■ **PROBLEM DESCRIPTION**: Please repeat the records exactly, keeping the pictures out.

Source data
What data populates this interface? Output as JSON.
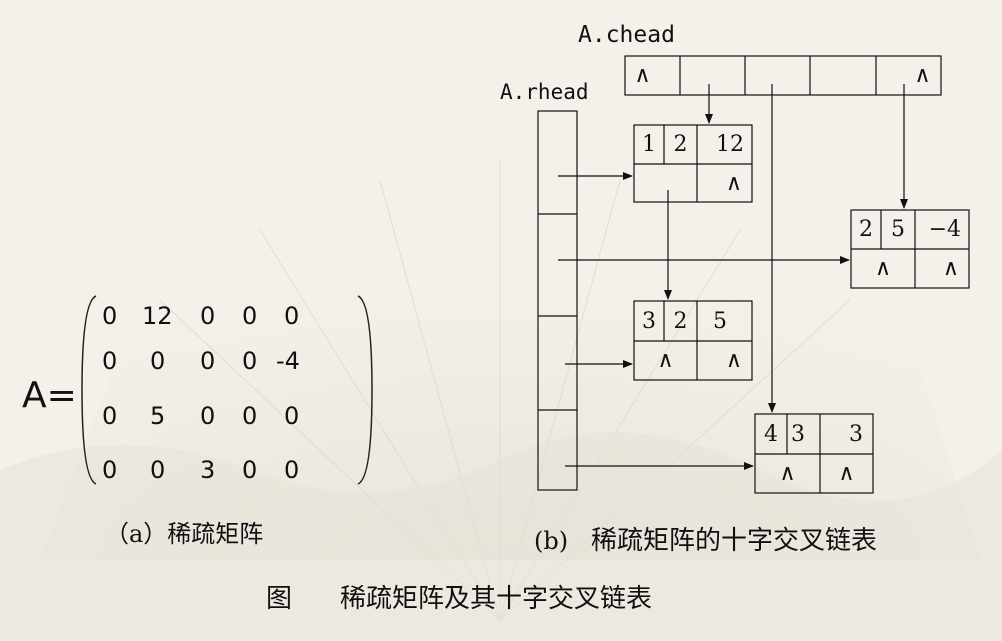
{
  "matrix": {
    "prefix": "A=",
    "rows": [
      [
        "0",
        "12",
        "0",
        "0",
        "0"
      ],
      [
        "0",
        "0",
        "0",
        "0",
        "-4"
      ],
      [
        "0",
        "5",
        "0",
        "0",
        "0"
      ],
      [
        "0",
        "0",
        "3",
        "0",
        "0"
      ]
    ]
  },
  "captions": {
    "a": "（a）稀疏矩阵",
    "b_marker": "(b)",
    "b": "稀疏矩阵的十字交叉链表",
    "figure_label": "图",
    "figure_title": "稀疏矩阵及其十字交叉链表"
  },
  "list": {
    "chead_label": "A.chead",
    "rhead_label": "A.rhead",
    "null_symbol": "∧",
    "nodes": [
      {
        "i": "1",
        "j": "2",
        "e": "12",
        "down": "",
        "right": "∧"
      },
      {
        "i": "2",
        "j": "5",
        "e": "−4",
        "down": "∧",
        "right": "∧"
      },
      {
        "i": "3",
        "j": "2",
        "e": "5",
        "down": "∧",
        "right": "∧"
      },
      {
        "i": "4",
        "j": "3",
        "e": "3",
        "down": "∧",
        "right": "∧"
      }
    ],
    "chead_cells": [
      "∧",
      "",
      "",
      "",
      "∧"
    ]
  }
}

■ **SOLUTION TO THE EXERCISE**:
What data populates this interface? Output as JSON.
{
  "matrix": {
    "prefix": "A=",
    "rows": [
      [
        "0",
        "12",
        "0",
        "0",
        "0"
      ],
      [
        "0",
        "0",
        "0",
        "0",
        "-4"
      ],
      [
        "0",
        "5",
        "0",
        "0",
        "0"
      ],
      [
        "0",
        "0",
        "3",
        "0",
        "0"
      ]
    ]
  },
  "captions": {
    "a": "（a）稀疏矩阵",
    "b_marker": "(b)",
    "b": "稀疏矩阵的十字交叉链表",
    "figure_label": "图",
    "figure_title": "稀疏矩阵及其十字交叉链表"
  },
  "list": {
    "chead_label": "A.chead",
    "rhead_label": "A.rhead",
    "null_symbol": "∧",
    "nodes": [
      {
        "i": "1",
        "j": "2",
        "e": "12",
        "down": "",
        "right": "∧"
      },
      {
        "i": "2",
        "j": "5",
        "e": "−4",
        "down": "∧",
        "right": "∧"
      },
      {
        "i": "3",
        "j": "2",
        "e": "5",
        "down": "∧",
        "right": "∧"
      },
      {
        "i": "4",
        "j": "3",
        "e": "3",
        "down": "∧",
        "right": "∧"
      }
    ],
    "chead_cells": [
      "∧",
      "",
      "",
      "",
      "∧"
    ]
  }
}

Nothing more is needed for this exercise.